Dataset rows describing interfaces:
★ ★ ★
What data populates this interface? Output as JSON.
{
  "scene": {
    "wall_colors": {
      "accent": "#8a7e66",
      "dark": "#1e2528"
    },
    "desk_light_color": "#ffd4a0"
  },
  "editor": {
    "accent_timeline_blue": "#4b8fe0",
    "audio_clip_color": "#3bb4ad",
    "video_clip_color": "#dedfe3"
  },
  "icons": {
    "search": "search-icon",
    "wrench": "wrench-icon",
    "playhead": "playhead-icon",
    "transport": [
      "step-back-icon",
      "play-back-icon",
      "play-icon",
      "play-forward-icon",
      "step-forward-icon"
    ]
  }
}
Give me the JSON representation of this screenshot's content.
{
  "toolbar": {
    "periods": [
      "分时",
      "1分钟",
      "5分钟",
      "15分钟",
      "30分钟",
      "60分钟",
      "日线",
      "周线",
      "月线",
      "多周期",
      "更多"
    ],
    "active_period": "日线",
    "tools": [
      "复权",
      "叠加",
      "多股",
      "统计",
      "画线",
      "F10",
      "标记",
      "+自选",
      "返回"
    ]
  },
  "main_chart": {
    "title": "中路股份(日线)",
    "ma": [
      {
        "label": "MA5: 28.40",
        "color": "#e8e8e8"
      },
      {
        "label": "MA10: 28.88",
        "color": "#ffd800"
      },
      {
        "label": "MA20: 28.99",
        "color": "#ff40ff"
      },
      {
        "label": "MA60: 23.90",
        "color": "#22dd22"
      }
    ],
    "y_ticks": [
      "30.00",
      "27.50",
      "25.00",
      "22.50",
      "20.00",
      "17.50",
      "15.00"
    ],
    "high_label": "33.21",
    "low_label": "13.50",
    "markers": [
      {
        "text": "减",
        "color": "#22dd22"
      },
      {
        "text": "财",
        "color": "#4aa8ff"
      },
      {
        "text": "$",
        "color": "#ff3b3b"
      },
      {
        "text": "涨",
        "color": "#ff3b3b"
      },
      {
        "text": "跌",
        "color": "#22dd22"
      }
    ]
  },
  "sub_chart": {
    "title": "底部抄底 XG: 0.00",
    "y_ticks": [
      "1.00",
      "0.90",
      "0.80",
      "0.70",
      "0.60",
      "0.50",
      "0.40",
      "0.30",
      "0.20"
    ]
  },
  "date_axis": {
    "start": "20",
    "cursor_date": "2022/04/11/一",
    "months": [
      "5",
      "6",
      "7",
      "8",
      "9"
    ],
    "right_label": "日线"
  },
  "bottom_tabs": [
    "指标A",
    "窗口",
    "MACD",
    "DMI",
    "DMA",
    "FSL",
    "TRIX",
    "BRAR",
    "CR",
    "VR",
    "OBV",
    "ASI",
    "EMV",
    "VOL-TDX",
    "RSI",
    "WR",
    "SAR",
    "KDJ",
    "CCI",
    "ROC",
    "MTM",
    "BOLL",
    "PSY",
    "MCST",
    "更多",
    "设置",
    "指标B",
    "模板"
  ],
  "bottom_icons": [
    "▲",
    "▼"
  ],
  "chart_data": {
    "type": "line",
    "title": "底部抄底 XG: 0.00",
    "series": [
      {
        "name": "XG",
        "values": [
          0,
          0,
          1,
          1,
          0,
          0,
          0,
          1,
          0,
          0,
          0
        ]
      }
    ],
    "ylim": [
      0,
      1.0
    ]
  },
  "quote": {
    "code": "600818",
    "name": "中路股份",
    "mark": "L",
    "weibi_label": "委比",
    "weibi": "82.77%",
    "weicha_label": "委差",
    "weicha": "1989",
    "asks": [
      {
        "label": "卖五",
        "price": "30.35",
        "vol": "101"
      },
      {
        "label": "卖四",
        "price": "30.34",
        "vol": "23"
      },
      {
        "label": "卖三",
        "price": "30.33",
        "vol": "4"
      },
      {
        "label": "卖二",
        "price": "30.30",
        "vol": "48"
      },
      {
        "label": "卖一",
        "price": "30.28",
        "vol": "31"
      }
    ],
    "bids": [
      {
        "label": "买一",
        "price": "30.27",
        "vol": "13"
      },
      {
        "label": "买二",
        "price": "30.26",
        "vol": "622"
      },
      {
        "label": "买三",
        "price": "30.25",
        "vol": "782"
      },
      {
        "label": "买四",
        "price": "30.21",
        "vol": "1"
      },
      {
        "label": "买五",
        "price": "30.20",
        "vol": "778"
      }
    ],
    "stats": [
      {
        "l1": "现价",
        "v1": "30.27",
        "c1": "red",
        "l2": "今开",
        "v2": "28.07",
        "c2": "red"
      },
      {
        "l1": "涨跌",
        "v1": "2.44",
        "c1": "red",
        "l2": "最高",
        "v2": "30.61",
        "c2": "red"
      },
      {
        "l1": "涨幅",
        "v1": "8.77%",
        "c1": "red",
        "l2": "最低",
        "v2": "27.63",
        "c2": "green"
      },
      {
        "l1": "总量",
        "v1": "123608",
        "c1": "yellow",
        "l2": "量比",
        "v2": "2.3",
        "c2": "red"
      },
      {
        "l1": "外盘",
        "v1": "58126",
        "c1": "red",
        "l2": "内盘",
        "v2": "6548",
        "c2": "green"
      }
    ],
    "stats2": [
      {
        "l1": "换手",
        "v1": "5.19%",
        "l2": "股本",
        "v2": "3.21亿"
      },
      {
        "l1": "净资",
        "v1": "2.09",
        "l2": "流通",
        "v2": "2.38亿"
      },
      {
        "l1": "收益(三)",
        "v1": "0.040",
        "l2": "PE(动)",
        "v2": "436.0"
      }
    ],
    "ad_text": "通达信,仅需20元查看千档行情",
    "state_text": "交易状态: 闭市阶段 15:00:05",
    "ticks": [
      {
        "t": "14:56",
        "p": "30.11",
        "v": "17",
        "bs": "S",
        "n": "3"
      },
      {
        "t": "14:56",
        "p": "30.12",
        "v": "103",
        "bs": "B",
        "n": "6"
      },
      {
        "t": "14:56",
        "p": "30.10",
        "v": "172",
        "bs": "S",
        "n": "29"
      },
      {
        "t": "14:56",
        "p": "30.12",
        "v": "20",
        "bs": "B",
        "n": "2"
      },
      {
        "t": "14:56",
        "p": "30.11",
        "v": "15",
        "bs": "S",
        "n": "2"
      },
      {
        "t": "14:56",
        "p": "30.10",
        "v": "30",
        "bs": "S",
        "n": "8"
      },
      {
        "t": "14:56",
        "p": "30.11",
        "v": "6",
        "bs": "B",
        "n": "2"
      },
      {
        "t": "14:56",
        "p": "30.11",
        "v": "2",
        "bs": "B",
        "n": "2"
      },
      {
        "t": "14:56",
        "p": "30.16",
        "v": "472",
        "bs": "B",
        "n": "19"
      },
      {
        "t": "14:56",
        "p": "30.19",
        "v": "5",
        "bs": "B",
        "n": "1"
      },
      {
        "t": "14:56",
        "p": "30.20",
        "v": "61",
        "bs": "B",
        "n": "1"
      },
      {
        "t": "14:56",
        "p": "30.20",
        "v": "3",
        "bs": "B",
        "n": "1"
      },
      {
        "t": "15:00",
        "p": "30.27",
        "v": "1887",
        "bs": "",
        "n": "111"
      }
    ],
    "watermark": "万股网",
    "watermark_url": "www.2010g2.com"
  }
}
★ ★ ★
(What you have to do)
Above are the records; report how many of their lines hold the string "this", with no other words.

(Reply to the exercise)
2